- _Work instruction_:
A line qualifies if it holds the string "Windows". Copy every qualifying line from the records.

- _Records for the exercise_:
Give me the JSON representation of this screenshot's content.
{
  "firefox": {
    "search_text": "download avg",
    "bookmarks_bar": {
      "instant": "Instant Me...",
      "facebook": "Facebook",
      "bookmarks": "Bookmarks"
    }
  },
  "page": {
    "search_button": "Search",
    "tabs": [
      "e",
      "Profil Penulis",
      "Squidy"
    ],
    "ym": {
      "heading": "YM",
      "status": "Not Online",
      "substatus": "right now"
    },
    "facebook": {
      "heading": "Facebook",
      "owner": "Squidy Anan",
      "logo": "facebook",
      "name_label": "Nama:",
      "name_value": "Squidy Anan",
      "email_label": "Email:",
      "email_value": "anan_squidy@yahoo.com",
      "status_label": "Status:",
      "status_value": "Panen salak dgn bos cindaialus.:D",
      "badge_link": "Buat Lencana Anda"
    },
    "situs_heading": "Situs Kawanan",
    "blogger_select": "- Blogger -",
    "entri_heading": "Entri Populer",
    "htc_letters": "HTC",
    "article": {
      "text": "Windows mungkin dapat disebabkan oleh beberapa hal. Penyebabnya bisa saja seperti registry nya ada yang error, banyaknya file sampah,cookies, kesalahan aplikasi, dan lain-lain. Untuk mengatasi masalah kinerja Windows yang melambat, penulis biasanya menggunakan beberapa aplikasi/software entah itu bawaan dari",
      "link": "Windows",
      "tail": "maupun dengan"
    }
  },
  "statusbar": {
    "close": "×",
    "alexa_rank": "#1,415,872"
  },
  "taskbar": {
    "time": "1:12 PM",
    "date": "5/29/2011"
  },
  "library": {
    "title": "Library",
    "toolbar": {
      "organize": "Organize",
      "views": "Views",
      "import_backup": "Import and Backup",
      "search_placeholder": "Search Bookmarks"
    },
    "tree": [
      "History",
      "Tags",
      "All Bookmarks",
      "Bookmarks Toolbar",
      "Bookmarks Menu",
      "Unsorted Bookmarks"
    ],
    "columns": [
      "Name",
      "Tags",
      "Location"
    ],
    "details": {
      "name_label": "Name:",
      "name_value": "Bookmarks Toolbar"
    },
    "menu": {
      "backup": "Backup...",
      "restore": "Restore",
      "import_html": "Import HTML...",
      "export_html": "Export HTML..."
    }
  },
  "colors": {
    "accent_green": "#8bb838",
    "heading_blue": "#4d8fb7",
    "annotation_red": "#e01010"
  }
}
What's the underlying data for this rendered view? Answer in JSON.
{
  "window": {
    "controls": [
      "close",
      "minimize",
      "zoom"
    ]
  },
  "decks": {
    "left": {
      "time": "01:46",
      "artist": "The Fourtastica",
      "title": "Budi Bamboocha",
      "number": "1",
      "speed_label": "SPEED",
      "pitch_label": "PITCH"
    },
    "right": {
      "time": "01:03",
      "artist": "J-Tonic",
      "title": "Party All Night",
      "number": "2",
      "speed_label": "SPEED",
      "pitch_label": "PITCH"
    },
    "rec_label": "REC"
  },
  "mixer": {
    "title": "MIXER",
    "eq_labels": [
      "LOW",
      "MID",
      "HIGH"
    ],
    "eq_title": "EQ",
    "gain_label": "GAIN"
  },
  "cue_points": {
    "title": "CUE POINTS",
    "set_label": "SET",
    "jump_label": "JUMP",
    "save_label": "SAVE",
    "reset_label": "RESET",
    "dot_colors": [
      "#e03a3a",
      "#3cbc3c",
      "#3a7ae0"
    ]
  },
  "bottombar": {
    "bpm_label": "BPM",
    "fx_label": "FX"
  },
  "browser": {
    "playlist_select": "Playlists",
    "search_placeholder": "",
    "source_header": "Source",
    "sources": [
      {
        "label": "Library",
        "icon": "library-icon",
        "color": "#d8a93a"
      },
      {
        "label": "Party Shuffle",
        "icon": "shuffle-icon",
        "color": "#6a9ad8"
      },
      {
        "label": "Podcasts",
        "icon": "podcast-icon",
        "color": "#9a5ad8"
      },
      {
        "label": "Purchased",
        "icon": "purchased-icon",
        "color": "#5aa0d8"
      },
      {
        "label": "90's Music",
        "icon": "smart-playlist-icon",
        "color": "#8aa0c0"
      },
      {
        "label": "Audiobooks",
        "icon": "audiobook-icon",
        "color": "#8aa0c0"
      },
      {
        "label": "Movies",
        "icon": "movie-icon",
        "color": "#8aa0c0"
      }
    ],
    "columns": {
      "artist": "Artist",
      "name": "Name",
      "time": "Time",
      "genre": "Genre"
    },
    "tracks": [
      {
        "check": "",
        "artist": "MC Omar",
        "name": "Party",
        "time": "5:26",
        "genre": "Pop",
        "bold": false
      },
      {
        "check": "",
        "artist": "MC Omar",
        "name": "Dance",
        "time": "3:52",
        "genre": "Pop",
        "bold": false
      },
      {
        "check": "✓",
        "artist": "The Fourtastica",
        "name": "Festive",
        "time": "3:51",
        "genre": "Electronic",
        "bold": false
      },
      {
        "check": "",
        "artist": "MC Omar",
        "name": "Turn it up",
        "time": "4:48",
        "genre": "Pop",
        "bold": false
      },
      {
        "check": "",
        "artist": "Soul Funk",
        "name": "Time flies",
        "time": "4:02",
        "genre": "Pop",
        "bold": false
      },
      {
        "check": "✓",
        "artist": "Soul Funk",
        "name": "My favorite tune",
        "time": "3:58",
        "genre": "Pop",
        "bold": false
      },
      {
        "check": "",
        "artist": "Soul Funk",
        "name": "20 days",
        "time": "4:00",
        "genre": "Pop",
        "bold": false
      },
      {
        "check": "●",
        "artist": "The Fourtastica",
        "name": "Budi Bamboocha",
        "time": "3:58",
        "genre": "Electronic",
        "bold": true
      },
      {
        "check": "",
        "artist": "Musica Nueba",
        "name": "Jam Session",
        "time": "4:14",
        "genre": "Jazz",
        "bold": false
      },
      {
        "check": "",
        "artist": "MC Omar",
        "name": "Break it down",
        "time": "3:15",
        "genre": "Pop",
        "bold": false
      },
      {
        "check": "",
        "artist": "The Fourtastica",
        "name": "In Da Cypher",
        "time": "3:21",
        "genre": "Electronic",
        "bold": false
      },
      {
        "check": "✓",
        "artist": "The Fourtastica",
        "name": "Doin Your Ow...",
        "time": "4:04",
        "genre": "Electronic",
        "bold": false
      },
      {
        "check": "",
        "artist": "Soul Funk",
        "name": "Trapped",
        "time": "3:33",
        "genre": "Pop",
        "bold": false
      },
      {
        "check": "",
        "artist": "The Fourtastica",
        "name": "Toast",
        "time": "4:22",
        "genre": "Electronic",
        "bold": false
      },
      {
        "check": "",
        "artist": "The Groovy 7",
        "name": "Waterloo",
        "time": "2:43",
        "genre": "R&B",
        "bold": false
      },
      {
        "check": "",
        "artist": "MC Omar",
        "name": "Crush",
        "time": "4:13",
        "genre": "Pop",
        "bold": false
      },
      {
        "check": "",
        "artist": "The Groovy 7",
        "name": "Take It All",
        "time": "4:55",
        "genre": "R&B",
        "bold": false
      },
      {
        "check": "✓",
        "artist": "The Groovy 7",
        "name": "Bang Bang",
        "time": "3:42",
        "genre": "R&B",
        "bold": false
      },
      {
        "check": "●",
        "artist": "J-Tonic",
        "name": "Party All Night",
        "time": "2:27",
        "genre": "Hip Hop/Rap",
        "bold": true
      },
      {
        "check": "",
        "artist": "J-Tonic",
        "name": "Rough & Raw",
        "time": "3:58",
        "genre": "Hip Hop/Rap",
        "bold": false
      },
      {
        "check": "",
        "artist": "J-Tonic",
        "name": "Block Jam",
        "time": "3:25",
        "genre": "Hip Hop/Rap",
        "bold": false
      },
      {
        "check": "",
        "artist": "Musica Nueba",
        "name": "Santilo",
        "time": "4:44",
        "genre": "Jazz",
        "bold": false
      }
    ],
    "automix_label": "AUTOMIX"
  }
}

- _Result of the exercise_:
      "text": "Windows mungkin dapat disebabkan oleh beberapa hal. Penyebabnya bisa saja seperti registry nya ada yang error, banyaknya file sampah,cookies, kesalahan aplikasi, dan lain-lain. Untuk mengatasi masalah kinerja Windows yang melambat, penulis biasanya menggunakan beberapa aplikasi/software entah itu bawaan dari",
      "link": "Windows",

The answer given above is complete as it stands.